## What is being asked
Determine the count of lines in the data below that include the word "icon", and give nothing besides it.

[[ Task input open ]]

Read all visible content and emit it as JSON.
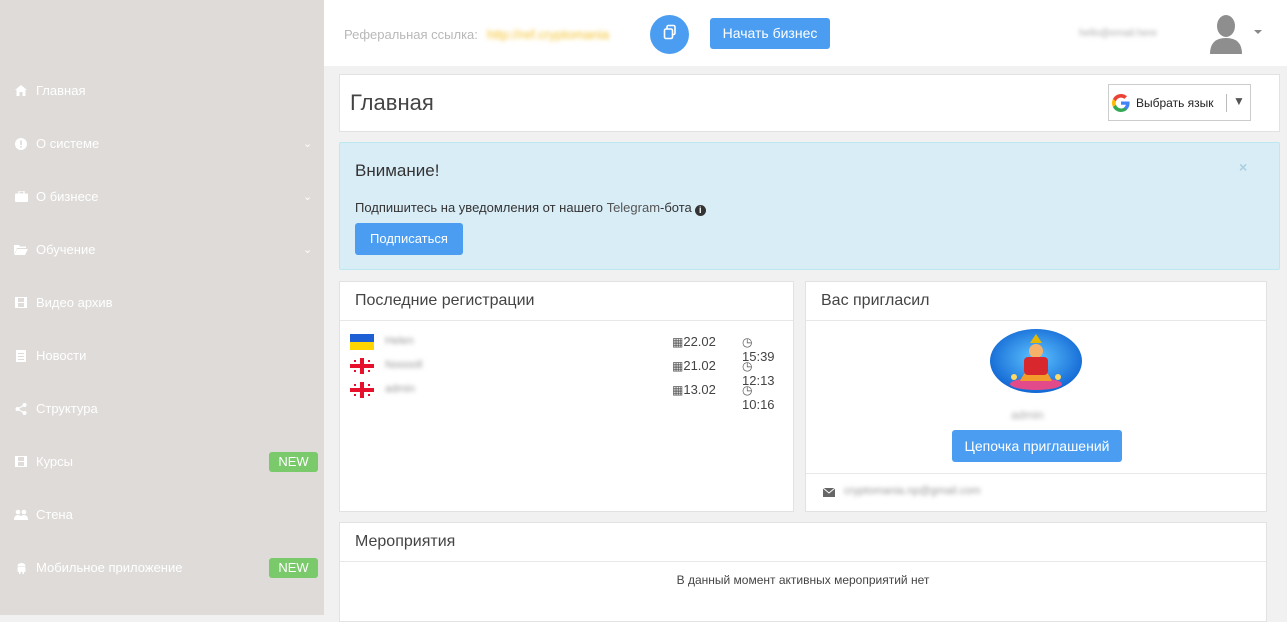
{
  "sidebar": {
    "items": [
      {
        "label": "Главная",
        "icon": "home-icon",
        "chevron": false,
        "badge": ""
      },
      {
        "label": "О системе",
        "icon": "exclamation-circle-icon",
        "chevron": true,
        "badge": ""
      },
      {
        "label": "О бизнесе",
        "icon": "briefcase-icon",
        "chevron": true,
        "badge": ""
      },
      {
        "label": "Обучение",
        "icon": "folder-open-icon",
        "chevron": true,
        "badge": ""
      },
      {
        "label": "Видео архив",
        "icon": "film-icon",
        "chevron": false,
        "badge": ""
      },
      {
        "label": "Новости",
        "icon": "document-icon",
        "chevron": false,
        "badge": ""
      },
      {
        "label": "Структура",
        "icon": "share-icon",
        "chevron": false,
        "badge": ""
      },
      {
        "label": "Курсы",
        "icon": "film-icon",
        "chevron": false,
        "badge": "NEW"
      },
      {
        "label": "Стена",
        "icon": "users-icon",
        "chevron": false,
        "badge": ""
      },
      {
        "label": "Мобильное приложение",
        "icon": "android-icon",
        "chevron": false,
        "badge": "NEW"
      }
    ]
  },
  "topbar": {
    "ref_label": "Реферальная ссылка:",
    "ref_link": "http://ref.cryptomania",
    "start_button": "Начать бизнес",
    "user_email": "hello@email.here"
  },
  "header": {
    "title": "Главная",
    "lang_label": "Выбрать язык"
  },
  "alert": {
    "title": "Внимание!",
    "text_before": "Подпишитесь на уведомления от нашего ",
    "text_link": "Telegram",
    "text_after": "-бота",
    "button": "Подписаться"
  },
  "registrations": {
    "title": "Последние регистрации",
    "rows": [
      {
        "flag": "ukraine",
        "name": "Helen",
        "date": "22.02",
        "time": "15:39"
      },
      {
        "flag": "georgia",
        "name": "Nooooll",
        "date": "21.02",
        "time": "12:13"
      },
      {
        "flag": "georgia",
        "name": "admin",
        "date": "13.02",
        "time": "10:16"
      }
    ]
  },
  "inviter": {
    "title": "Вас пригласил",
    "name": "admin",
    "chain_button": "Цепочка приглашений",
    "email": "cryptomania.np@gmail.com"
  },
  "events": {
    "title": "Мероприятия",
    "empty_text": "В данный момент активных мероприятий нет"
  },
  "colors": {
    "accent": "#4a9df0",
    "badge": "#7ac96a",
    "sidebar_bg": "#dedbd9",
    "alert_bg": "#d9edf7"
  }
}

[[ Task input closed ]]

## Task result
10